When we talk about the benefits of a material, we are referring to its contribution to human well-being. Wether it comes from natural resources or an industry, it is important to remember that this instrument is not an isolated entity, but it is related to other elements belonging to a certain process or ecosystem.
Bamboo is a grass known as “vegetable steel” in the construction world. It grows naturally in almost all continents, mostly in tropical and subtropical environments. Depending on the species, with proper forestry management, propagation, cutting, preservation and drying techniques, this plant achieves the ideal physical and mechanical characteristics for construction. According to the study World Bamboo Resources (2005) there are approximately 1,500 bamboo species on 36 million hectares. However, surveys are still being carried out and more bamboo species are being found worldwide

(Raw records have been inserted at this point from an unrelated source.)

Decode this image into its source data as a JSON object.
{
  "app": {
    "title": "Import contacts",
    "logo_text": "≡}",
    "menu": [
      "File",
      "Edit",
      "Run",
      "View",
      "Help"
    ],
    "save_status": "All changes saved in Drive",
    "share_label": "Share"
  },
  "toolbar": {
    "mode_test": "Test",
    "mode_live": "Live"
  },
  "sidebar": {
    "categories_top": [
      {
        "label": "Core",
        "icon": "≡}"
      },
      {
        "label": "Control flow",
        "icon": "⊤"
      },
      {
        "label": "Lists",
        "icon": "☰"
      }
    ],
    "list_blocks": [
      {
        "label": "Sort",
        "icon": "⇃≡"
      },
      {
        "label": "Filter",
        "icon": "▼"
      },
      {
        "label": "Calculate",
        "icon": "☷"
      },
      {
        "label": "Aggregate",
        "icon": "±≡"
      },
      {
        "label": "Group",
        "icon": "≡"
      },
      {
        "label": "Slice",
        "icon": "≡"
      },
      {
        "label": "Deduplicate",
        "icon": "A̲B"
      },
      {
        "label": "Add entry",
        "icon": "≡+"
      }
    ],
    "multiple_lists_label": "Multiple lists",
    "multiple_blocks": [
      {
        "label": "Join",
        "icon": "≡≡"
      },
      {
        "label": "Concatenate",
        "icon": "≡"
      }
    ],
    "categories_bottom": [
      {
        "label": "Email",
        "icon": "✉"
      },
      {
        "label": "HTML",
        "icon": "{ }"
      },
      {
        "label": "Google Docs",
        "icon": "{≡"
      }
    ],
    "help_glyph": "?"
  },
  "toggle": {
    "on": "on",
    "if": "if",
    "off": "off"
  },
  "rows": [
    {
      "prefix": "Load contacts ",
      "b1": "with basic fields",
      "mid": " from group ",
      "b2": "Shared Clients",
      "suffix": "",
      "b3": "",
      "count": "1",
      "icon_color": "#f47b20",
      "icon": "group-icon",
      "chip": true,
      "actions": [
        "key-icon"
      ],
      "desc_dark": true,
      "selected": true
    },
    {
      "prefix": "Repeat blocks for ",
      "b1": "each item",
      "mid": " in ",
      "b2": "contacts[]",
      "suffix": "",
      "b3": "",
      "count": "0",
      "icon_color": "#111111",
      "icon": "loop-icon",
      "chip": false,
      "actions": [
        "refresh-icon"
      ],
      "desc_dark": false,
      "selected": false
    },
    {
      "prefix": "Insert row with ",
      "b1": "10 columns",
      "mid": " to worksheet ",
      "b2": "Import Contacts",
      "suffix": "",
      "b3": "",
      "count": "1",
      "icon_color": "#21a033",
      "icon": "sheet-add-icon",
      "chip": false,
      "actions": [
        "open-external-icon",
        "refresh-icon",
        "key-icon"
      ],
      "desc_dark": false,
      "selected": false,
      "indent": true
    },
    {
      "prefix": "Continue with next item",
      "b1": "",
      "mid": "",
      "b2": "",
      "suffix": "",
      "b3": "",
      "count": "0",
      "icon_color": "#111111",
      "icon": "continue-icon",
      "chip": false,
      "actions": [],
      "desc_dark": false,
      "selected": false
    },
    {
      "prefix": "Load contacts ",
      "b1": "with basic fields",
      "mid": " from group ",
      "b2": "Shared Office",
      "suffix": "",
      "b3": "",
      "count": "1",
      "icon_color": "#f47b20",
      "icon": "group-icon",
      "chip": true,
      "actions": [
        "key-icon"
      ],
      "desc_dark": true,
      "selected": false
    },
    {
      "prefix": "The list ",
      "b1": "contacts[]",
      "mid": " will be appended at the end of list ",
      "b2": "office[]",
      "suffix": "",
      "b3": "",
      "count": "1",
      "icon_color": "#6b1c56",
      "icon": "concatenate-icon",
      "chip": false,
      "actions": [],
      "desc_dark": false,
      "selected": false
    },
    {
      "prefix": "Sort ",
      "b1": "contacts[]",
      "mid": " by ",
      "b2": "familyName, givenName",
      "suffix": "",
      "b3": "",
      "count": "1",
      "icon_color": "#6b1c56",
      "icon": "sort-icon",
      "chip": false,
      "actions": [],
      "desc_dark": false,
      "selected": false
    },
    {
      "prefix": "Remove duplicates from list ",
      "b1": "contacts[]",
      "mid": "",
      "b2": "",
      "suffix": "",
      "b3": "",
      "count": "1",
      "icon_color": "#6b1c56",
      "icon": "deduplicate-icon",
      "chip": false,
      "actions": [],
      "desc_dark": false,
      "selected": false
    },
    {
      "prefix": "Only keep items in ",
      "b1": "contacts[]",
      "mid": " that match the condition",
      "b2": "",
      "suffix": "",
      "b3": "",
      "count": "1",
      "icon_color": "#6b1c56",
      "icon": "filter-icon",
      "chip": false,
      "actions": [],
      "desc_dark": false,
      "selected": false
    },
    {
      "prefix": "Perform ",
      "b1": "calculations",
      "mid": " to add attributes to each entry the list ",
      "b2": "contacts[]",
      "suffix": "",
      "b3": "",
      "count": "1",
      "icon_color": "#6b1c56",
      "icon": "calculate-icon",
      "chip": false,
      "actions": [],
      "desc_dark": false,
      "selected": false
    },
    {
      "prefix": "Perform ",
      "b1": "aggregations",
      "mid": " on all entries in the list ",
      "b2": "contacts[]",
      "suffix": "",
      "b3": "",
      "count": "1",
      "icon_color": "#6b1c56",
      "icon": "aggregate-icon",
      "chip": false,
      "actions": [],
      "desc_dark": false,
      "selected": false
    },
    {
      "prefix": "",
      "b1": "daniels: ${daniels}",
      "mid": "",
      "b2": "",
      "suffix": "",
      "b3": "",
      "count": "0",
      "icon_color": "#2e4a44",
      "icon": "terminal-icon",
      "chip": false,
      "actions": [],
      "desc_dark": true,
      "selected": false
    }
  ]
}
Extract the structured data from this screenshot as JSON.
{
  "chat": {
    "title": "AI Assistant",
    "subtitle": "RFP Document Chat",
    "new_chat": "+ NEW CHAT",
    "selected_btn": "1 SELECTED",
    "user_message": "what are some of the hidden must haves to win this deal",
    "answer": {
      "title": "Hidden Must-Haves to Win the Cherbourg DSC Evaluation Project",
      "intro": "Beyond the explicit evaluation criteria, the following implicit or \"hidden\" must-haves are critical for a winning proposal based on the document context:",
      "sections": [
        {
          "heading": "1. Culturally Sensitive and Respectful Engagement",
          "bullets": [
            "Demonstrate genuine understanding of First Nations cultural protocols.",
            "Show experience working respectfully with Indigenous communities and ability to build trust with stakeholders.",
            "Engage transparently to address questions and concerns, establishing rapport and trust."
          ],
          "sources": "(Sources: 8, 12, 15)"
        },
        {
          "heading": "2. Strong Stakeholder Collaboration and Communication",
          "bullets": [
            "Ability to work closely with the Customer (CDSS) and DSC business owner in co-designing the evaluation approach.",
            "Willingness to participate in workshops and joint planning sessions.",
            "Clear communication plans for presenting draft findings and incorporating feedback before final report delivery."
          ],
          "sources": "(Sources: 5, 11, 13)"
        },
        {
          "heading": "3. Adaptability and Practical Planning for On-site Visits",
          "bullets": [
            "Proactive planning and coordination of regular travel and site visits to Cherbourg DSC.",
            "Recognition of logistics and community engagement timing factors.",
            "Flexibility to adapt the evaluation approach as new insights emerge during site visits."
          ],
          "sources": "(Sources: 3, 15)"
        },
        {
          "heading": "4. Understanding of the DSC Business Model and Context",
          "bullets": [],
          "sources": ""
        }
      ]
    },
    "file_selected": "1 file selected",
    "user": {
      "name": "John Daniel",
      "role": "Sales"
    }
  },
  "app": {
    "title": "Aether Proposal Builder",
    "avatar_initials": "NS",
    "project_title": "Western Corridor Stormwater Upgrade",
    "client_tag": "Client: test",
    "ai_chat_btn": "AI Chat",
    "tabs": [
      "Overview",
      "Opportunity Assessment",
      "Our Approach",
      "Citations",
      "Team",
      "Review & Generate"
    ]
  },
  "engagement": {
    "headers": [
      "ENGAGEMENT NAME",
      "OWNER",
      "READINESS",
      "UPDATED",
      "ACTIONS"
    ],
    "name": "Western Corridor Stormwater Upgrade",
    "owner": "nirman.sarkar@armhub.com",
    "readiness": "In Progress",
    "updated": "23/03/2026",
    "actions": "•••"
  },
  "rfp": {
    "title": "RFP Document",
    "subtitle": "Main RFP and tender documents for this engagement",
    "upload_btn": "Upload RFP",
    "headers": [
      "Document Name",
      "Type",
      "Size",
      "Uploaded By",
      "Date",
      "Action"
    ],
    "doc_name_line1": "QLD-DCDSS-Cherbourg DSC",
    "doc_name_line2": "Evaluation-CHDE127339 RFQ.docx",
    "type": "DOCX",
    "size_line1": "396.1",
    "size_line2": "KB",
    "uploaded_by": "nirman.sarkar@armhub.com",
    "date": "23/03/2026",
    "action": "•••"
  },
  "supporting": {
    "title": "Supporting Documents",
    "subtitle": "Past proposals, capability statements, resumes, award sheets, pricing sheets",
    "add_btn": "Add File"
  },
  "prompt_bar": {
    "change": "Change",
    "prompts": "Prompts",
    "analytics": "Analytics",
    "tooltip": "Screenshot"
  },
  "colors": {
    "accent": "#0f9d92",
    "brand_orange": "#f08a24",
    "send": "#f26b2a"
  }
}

According to the International Network for Bamboo and Rattan (INBAR, 2016) , “Bamboos include all plants in the grass family Poaceae subfamily Bambusoideae, a single evolutionary radiation of 1,642 species, including 1,521 woody bamboos. Bamboos can be woody or herbaceous, with considerable variability in habit. They occupy a broad range of environments across the world, largely in tropical to warm temperate ecosystems, with some diversity in cold temperate regions. For species classification and distribution recording bamboos present a particularly challenging scientific problem. Superficial similarity between different species in the vegetative state and the common lack of flowering material mean that identification and systematics of bamboos are difficult areas that need dedicated specialists with many years of experience. Bamboo classification is currently in flux and extensive future research is necessary” .
Written by Arch. Lorena Nolte www.lorenanolte.